Counterfeit Lithium Ion Batteries Often Underperform or Are Unsafe.

Title: Safety and Quality Issues of Counterfeit Lithium-Ion Cells
Authors: Tapesh Joshi, Saad Azam, Daniel Juarez-Robles, and Judith A. Jeevarajan*
First author’s institution: UL Research Institutes
Cover image source: Raimond Spekking

From consumer electronics, to cars, to storing renewable energy for the grid, lithium-ion batteries have enjoyed immense popularity coupled with decreasing costs. This popularity, however, has attracted counterfeiters who sell battery cells without the same performance metrics or safety profile as established suppliers, often through online sales with misleading brand information.

Lithium ion batteries have two major safety mechanisms. One is a polymer on the ends of the battery with a positive temperature coefficient. If the battery begins to heat up, for example because there was an external short circuit that is forcing unexpected current through the battery, this polymer will increase in temperature. The increase in temperature causes the conductivity of the polymer to drop rapidly and slows the current. The second is a current intercept device. This is two disks connected loosely to the cell by a small point in their center. If the battery starts creating gases because of a runaway reaction, the disks will be pushed away from the cell. This will stop the current. Without these devices, batteries may experience catastrophic failure or even catch fires.

In a recent paper in ACS Energy Letters tested 3 lithium ion batteries. One was from an established manufacturer and two were counterfeits. Testing the capacity of the counterfeits revealed that they performed far worse than was claimed. In some cases, the claimed capacity was greater than possible for a battery of the size purchased.
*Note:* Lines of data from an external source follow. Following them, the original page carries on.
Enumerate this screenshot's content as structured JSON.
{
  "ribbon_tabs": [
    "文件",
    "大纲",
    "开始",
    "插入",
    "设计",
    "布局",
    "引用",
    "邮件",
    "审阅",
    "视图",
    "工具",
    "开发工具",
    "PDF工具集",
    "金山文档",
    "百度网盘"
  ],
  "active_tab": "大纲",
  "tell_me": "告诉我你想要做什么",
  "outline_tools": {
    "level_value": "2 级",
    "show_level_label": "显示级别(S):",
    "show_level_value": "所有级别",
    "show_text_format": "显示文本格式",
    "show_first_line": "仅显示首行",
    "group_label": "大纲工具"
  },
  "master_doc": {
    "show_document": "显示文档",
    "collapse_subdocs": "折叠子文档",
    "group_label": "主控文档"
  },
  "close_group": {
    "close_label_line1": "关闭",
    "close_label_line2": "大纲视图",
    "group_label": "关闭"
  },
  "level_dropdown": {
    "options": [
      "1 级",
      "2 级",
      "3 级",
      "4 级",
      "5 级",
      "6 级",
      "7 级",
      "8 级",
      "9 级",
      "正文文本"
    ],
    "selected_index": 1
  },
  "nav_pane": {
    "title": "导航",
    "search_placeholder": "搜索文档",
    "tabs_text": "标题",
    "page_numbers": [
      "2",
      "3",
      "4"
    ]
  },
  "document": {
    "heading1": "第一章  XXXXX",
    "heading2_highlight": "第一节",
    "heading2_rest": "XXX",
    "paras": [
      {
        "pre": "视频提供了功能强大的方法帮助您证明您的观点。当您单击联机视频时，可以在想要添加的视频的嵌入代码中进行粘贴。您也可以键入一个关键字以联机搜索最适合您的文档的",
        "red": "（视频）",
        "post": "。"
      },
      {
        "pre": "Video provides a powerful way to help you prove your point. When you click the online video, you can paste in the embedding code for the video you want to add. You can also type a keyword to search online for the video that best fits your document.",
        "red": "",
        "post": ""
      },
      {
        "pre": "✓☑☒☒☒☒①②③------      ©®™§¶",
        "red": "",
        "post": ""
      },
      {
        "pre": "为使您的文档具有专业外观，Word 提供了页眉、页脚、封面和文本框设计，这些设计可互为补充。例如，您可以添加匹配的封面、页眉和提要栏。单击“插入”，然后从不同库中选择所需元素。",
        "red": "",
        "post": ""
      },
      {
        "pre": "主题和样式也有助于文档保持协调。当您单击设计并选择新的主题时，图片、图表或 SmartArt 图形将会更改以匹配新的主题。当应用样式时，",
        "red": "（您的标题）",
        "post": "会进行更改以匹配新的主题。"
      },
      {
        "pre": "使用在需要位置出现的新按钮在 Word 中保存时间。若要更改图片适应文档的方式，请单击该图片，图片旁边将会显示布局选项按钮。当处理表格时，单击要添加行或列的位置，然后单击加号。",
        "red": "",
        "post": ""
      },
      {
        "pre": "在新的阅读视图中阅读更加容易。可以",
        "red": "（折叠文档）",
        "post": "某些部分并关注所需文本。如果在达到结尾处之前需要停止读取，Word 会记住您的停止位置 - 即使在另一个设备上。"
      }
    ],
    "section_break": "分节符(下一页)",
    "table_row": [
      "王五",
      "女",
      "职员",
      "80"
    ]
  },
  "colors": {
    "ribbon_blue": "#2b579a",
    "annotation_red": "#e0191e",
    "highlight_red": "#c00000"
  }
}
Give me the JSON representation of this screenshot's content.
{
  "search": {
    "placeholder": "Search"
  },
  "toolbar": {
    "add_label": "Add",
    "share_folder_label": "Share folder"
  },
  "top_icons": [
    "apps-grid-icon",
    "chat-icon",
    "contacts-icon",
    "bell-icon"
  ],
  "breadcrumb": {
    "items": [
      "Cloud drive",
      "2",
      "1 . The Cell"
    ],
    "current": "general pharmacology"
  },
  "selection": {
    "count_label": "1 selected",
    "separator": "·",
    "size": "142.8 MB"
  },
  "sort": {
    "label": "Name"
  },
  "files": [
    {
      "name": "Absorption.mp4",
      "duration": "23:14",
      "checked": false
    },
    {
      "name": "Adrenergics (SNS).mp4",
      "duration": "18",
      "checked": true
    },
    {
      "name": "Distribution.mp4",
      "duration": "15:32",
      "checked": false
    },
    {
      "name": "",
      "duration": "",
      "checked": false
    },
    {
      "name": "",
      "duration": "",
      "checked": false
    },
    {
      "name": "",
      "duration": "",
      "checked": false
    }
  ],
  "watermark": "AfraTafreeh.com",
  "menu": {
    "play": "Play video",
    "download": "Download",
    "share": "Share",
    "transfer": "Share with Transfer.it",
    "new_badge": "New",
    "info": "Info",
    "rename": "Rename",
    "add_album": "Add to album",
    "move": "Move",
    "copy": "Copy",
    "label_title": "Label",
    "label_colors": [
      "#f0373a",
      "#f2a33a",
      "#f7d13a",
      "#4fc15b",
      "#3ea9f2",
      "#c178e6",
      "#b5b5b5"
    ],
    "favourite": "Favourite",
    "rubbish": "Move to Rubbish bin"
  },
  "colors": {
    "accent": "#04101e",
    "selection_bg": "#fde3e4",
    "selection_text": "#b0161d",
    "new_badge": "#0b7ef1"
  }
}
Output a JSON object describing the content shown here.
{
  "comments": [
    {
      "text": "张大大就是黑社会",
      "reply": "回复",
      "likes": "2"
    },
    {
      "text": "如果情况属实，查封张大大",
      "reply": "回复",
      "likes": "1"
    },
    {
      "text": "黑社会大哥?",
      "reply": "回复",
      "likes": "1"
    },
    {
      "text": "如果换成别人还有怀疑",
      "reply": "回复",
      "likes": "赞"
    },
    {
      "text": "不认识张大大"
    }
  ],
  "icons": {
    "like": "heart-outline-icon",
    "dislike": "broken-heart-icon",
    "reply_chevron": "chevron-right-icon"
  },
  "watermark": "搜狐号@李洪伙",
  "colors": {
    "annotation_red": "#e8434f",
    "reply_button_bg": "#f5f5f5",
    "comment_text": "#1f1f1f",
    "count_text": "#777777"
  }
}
They also noticed changes in the dimensions and materials of the cell and changes in the font or wording included on the counterfeit cells. The counterfeit cells were found to be lacking both the positive temperature coefficient and the current intercept device.

Figure 1: Lithium ion batteries like this one have multiple components when fully assembled to protect from safety hazards (Source).

The cells were then tested under conditions that could cause failure. When the cells were overcharged, the legitimate cell did not exhibit any failure or safety hazards, but the two counterfeit cells leaked electrolyte and produced smoke. When they were subjected to a short circuit, the high-quality cell heated up moderately before stabilizing, but the low quality cells heated up considerably and leaked contents and caught fire respectively.
To avoid the safety hazards of counterfeit cells, the authors recommend those who are capable of doing so test the power density and capacity of cells to verify they match the legitimate producers metrics and that users be wary of signs of counterfeiting including changes in text or font or size of the battery.

Leave a Reply